◆ WORK TO BE COMPLETED ◆
Any image in the records is to be skipped; everything else should be reproduced exactly.

┌─ MATERIAL FOR THIS EXERCISE

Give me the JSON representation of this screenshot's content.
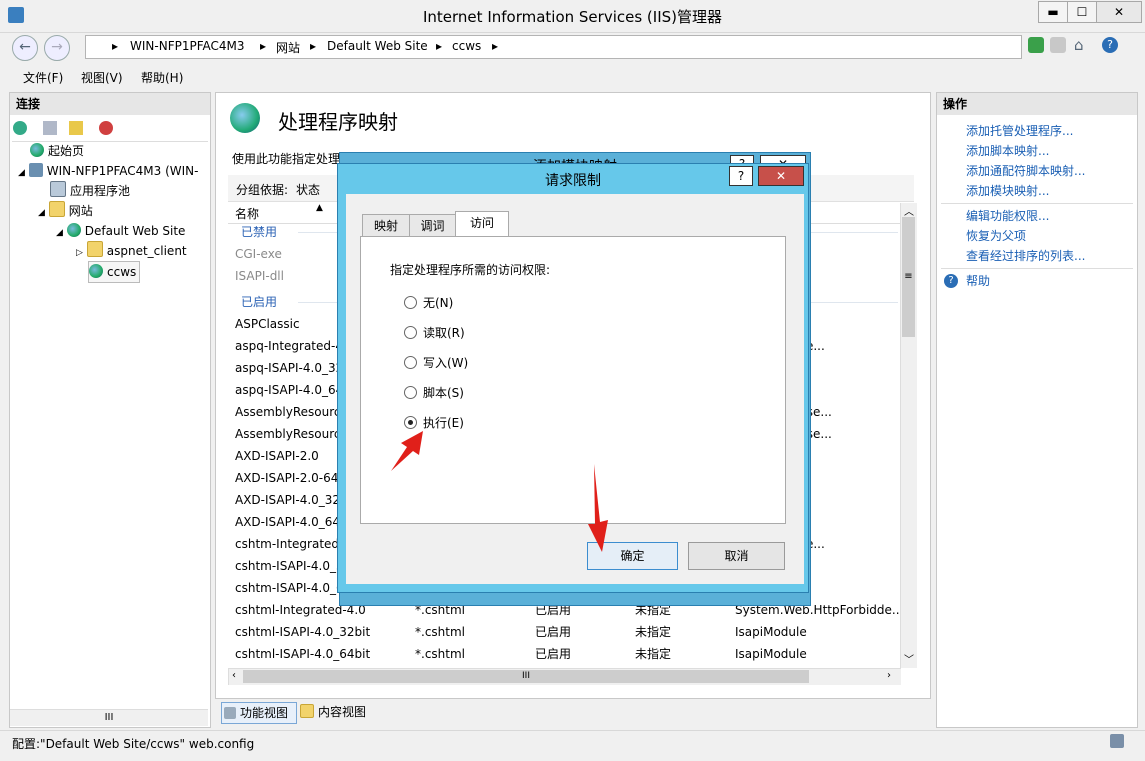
{
  "window": {
    "title": "Internet Information Services (IIS)管理器",
    "min": "▬",
    "max": "☐",
    "close": "✕"
  },
  "address": {
    "crumbs": [
      "WIN-NFP1PFAC4M3",
      "网站",
      "Default Web Site",
      "ccws"
    ]
  },
  "menu": {
    "file": "文件(F)",
    "view": "视图(V)",
    "help": "帮助(H)"
  },
  "connections": {
    "title": "连接",
    "tree": [
      {
        "label": "起始页",
        "icon": "start-page-icon"
      },
      {
        "label": "WIN-NFP1PFAC4M3 (WIN-",
        "icon": "server-icon"
      },
      {
        "label": "应用程序池",
        "icon": "app-pool-icon"
      },
      {
        "label": "网站",
        "icon": "sites-folder-icon"
      },
      {
        "label": "Default Web Site",
        "icon": "globe-icon"
      },
      {
        "label": "aspnet_client",
        "icon": "folder-icon"
      },
      {
        "label": "ccws",
        "icon": "globe-icon"
      }
    ]
  },
  "feature": {
    "title": "处理程序映射",
    "description": "使用此功能指定处理",
    "group_label": "分组依据:",
    "group_value": "状态",
    "col_name": "名称",
    "groups": {
      "disabled": "已禁用",
      "enabled": "已启用"
    },
    "disabled_rows": [
      "CGI-exe",
      "ISAPI-dll"
    ],
    "rows": [
      {
        "name": "ASPClassic",
        "path": "",
        "state": "",
        "type": "",
        "handler": ""
      },
      {
        "name": "aspq-Integrated-4",
        "path": "",
        "state": "",
        "type": "",
        "handler": "HttpForbidde..."
      },
      {
        "name": "aspq-ISAPI-4.0_32",
        "path": "",
        "state": "",
        "type": "",
        "handler": ""
      },
      {
        "name": "aspq-ISAPI-4.0_64",
        "path": "",
        "state": "",
        "type": "",
        "handler": ""
      },
      {
        "name": "AssemblyResourc",
        "path": "",
        "state": "",
        "type": "",
        "handler": "Handlers.Asse..."
      },
      {
        "name": "AssemblyResourc",
        "path": "",
        "state": "",
        "type": "",
        "handler": "Handlers.Asse..."
      },
      {
        "name": "AXD-ISAPI-2.0",
        "path": "",
        "state": "",
        "type": "",
        "handler": ""
      },
      {
        "name": "AXD-ISAPI-2.0-64",
        "path": "",
        "state": "",
        "type": "",
        "handler": ""
      },
      {
        "name": "AXD-ISAPI-4.0_32",
        "path": "",
        "state": "",
        "type": "",
        "handler": ""
      },
      {
        "name": "AXD-ISAPI-4.0_64",
        "path": "",
        "state": "",
        "type": "",
        "handler": ""
      },
      {
        "name": "cshtm-Integrated-",
        "path": "",
        "state": "",
        "type": "",
        "handler": "HttpForbidde..."
      },
      {
        "name": "cshtm-ISAPI-4.0_3",
        "path": "",
        "state": "",
        "type": "",
        "handler": ""
      },
      {
        "name": "cshtm-ISAPI-4.0_6",
        "path": "",
        "state": "",
        "type": "",
        "handler": ""
      },
      {
        "name": "cshtml-Integrated-4.0",
        "path": "*.cshtml",
        "state": "已启用",
        "type": "未指定",
        "handler": "System.Web.HttpForbidde..."
      },
      {
        "name": "cshtml-ISAPI-4.0_32bit",
        "path": "*.cshtml",
        "state": "已启用",
        "type": "未指定",
        "handler": "IsapiModule"
      },
      {
        "name": "cshtml-ISAPI-4.0_64bit",
        "path": "*.cshtml",
        "state": "已启用",
        "type": "未指定",
        "handler": "IsapiModule"
      }
    ],
    "hscroll": "III",
    "vscroll": "≡"
  },
  "bottom_tabs": {
    "features": "功能视图",
    "content": "内容视图"
  },
  "actions": {
    "title": "操作",
    "items": [
      "添加托管处理程序...",
      "添加脚本映射...",
      "添加通配符脚本映射...",
      "添加模块映射..."
    ],
    "items2": [
      "编辑功能权限...",
      "恢复为父项",
      "查看经过排序的列表..."
    ],
    "help": "帮助"
  },
  "back_dialog": {
    "title": "添加模块映射",
    "help": "?",
    "close": "✕"
  },
  "dialog": {
    "title": "请求限制",
    "help": "?",
    "close": "✕",
    "tabs": [
      "映射",
      "调词",
      "访问"
    ],
    "prompt": "指定处理程序所需的访问权限:",
    "options": [
      "无(N)",
      "读取(R)",
      "写入(W)",
      "脚本(S)",
      "执行(E)"
    ],
    "selected_index": 4,
    "ok": "确定",
    "cancel": "取消"
  },
  "status": {
    "text": "配置:\"Default Web Site/ccws\" web.config"
  },
  "tree_hscroll": "III"
}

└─

◆ RESPONSE ◆
Give me the JSON representation of this screenshot's content.
{
  "window": {
    "title": "Internet Information Services (IIS)管理器",
    "min": "▬",
    "max": "☐",
    "close": "✕"
  },
  "address": {
    "crumbs": [
      "WIN-NFP1PFAC4M3",
      "网站",
      "Default Web Site",
      "ccws"
    ]
  },
  "menu": {
    "file": "文件(F)",
    "view": "视图(V)",
    "help": "帮助(H)"
  },
  "connections": {
    "title": "连接",
    "tree": [
      {
        "label": "起始页",
        "icon": "start-page-icon"
      },
      {
        "label": "WIN-NFP1PFAC4M3 (WIN-",
        "icon": "server-icon"
      },
      {
        "label": "应用程序池",
        "icon": "app-pool-icon"
      },
      {
        "label": "网站",
        "icon": "sites-folder-icon"
      },
      {
        "label": "Default Web Site",
        "icon": "globe-icon"
      },
      {
        "label": "aspnet_client",
        "icon": "folder-icon"
      },
      {
        "label": "ccws",
        "icon": "globe-icon"
      }
    ]
  },
  "feature": {
    "title": "处理程序映射",
    "description": "使用此功能指定处理",
    "group_label": "分组依据:",
    "group_value": "状态",
    "col_name": "名称",
    "groups": {
      "disabled": "已禁用",
      "enabled": "已启用"
    },
    "disabled_rows": [
      "CGI-exe",
      "ISAPI-dll"
    ],
    "rows": [
      {
        "name": "ASPClassic",
        "path": "",
        "state": "",
        "type": "",
        "handler": ""
      },
      {
        "name": "aspq-Integrated-4",
        "path": "",
        "state": "",
        "type": "",
        "handler": "HttpForbidde..."
      },
      {
        "name": "aspq-ISAPI-4.0_32",
        "path": "",
        "state": "",
        "type": "",
        "handler": ""
      },
      {
        "name": "aspq-ISAPI-4.0_64",
        "path": "",
        "state": "",
        "type": "",
        "handler": ""
      },
      {
        "name": "AssemblyResourc",
        "path": "",
        "state": "",
        "type": "",
        "handler": "Handlers.Asse..."
      },
      {
        "name": "AssemblyResourc",
        "path": "",
        "state": "",
        "type": "",
        "handler": "Handlers.Asse..."
      },
      {
        "name": "AXD-ISAPI-2.0",
        "path": "",
        "state": "",
        "type": "",
        "handler": ""
      },
      {
        "name": "AXD-ISAPI-2.0-64",
        "path": "",
        "state": "",
        "type": "",
        "handler": ""
      },
      {
        "name": "AXD-ISAPI-4.0_32",
        "path": "",
        "state": "",
        "type": "",
        "handler": ""
      },
      {
        "name": "AXD-ISAPI-4.0_64",
        "path": "",
        "state": "",
        "type": "",
        "handler": ""
      },
      {
        "name": "cshtm-Integrated-",
        "path": "",
        "state": "",
        "type": "",
        "handler": "HttpForbidde..."
      },
      {
        "name": "cshtm-ISAPI-4.0_3",
        "path": "",
        "state": "",
        "type": "",
        "handler": ""
      },
      {
        "name": "cshtm-ISAPI-4.0_6",
        "path": "",
        "state": "",
        "type": "",
        "handler": ""
      },
      {
        "name": "cshtml-Integrated-4.0",
        "path": "*.cshtml",
        "state": "已启用",
        "type": "未指定",
        "handler": "System.Web.HttpForbidde..."
      },
      {
        "name": "cshtml-ISAPI-4.0_32bit",
        "path": "*.cshtml",
        "state": "已启用",
        "type": "未指定",
        "handler": "IsapiModule"
      },
      {
        "name": "cshtml-ISAPI-4.0_64bit",
        "path": "*.cshtml",
        "state": "已启用",
        "type": "未指定",
        "handler": "IsapiModule"
      }
    ],
    "hscroll": "III",
    "vscroll": "≡"
  },
  "bottom_tabs": {
    "features": "功能视图",
    "content": "内容视图"
  },
  "actions": {
    "title": "操作",
    "items": [
      "添加托管处理程序...",
      "添加脚本映射...",
      "添加通配符脚本映射...",
      "添加模块映射..."
    ],
    "items2": [
      "编辑功能权限...",
      "恢复为父项",
      "查看经过排序的列表..."
    ],
    "help": "帮助"
  },
  "back_dialog": {
    "title": "添加模块映射",
    "help": "?",
    "close": "✕"
  },
  "dialog": {
    "title": "请求限制",
    "help": "?",
    "close": "✕",
    "tabs": [
      "映射",
      "调词",
      "访问"
    ],
    "prompt": "指定处理程序所需的访问权限:",
    "options": [
      "无(N)",
      "读取(R)",
      "写入(W)",
      "脚本(S)",
      "执行(E)"
    ],
    "selected_index": 4,
    "ok": "确定",
    "cancel": "取消"
  },
  "status": {
    "text": "配置:\"Default Web Site/ccws\" web.config"
  },
  "tree_hscroll": "III"
}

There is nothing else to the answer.